== Records for this exercise

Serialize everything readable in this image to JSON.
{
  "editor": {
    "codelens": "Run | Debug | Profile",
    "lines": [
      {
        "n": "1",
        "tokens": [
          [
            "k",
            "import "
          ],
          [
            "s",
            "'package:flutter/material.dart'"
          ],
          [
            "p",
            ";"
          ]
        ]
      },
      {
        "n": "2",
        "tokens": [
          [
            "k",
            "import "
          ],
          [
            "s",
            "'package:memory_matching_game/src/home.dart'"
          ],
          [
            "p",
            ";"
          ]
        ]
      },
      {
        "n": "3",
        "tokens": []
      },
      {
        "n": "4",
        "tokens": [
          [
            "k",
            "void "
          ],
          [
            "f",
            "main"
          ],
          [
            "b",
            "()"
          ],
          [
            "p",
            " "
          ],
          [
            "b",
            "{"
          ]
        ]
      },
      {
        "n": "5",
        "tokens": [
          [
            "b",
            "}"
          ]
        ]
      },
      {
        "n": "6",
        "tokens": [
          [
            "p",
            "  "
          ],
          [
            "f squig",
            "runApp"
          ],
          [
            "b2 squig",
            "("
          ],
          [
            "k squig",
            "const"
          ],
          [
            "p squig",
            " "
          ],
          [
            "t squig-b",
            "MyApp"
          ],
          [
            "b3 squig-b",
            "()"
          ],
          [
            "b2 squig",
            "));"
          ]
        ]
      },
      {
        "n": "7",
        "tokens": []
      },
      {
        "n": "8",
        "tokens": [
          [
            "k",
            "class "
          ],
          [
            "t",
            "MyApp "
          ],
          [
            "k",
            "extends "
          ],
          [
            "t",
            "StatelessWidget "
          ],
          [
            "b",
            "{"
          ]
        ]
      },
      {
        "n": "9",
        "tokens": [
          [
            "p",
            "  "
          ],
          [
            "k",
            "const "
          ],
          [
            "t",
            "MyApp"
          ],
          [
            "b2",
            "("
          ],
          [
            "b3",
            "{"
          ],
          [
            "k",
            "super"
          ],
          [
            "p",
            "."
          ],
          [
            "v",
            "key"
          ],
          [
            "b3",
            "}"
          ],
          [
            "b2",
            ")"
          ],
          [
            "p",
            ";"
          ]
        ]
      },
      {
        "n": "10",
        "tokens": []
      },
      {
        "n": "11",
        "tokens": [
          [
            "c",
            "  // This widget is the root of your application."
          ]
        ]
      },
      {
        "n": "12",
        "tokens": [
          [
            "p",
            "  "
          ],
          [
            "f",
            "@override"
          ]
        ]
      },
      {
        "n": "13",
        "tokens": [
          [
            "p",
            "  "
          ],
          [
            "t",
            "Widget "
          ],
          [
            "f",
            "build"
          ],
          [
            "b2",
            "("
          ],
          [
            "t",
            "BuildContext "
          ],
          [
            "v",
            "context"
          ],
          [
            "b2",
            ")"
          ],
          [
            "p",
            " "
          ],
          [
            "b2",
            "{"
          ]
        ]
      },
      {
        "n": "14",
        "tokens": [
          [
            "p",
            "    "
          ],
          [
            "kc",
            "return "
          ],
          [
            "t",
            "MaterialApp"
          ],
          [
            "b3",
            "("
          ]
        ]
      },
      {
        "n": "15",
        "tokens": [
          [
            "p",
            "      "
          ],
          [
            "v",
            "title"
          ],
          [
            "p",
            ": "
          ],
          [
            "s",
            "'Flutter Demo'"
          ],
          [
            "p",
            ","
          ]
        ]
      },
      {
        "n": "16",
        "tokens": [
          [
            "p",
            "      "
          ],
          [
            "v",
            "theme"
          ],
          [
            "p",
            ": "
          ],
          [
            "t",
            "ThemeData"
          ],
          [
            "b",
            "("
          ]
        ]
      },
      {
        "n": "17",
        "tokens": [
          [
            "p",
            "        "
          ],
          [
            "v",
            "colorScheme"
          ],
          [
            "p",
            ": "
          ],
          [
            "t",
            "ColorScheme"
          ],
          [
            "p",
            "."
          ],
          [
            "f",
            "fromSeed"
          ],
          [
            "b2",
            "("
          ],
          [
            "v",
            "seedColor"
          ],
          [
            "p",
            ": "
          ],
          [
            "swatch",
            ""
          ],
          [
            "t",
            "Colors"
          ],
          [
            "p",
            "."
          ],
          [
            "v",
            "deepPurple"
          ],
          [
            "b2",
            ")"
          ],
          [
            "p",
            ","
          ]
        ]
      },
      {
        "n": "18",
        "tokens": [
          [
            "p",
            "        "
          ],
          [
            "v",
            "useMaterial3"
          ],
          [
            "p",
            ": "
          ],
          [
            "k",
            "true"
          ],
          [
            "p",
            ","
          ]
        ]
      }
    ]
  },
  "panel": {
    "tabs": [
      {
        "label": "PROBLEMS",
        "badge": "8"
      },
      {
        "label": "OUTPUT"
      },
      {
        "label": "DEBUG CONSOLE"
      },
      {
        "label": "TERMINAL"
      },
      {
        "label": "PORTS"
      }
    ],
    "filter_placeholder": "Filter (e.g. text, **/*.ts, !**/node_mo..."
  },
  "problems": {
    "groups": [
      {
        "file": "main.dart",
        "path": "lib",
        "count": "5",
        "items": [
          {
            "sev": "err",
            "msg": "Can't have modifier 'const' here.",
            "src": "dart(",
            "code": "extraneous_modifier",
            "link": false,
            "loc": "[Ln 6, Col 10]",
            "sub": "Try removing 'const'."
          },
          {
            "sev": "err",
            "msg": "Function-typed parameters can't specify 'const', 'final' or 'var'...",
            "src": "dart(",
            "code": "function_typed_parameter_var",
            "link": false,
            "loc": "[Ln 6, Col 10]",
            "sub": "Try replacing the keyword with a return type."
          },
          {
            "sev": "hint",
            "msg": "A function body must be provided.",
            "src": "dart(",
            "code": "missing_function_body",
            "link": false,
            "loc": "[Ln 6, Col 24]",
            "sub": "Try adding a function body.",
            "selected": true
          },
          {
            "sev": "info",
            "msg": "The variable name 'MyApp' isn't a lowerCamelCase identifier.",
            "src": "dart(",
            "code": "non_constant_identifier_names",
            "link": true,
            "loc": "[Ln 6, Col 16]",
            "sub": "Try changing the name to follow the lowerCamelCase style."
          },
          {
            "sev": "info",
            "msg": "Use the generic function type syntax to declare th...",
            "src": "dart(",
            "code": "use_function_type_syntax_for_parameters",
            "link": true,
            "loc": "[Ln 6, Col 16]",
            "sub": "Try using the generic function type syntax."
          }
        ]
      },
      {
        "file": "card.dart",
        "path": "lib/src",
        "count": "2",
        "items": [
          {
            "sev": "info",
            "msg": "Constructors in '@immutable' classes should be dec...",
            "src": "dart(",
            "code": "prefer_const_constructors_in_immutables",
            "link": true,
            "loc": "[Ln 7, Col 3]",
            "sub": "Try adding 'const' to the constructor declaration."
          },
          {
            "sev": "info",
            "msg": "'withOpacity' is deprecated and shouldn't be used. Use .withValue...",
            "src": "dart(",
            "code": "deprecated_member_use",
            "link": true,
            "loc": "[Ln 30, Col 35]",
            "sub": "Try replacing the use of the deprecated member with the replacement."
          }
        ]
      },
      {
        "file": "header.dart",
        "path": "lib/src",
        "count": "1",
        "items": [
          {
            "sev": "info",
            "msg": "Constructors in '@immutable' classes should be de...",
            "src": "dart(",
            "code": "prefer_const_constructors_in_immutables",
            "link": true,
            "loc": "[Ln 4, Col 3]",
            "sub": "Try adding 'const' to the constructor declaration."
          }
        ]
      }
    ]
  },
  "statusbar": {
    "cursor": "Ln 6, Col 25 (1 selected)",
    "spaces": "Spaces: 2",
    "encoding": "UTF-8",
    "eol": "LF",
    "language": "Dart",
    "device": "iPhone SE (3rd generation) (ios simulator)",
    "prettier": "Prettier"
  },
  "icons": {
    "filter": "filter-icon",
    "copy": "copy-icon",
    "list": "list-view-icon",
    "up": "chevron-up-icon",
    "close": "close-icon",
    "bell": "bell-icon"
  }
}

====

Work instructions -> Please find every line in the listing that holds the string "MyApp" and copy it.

Result of this task ->
            "MyApp"
            "MyApp "
            "MyApp"
            "msg": "The variable name 'MyApp' isn't a lowerCamelCase identifier.",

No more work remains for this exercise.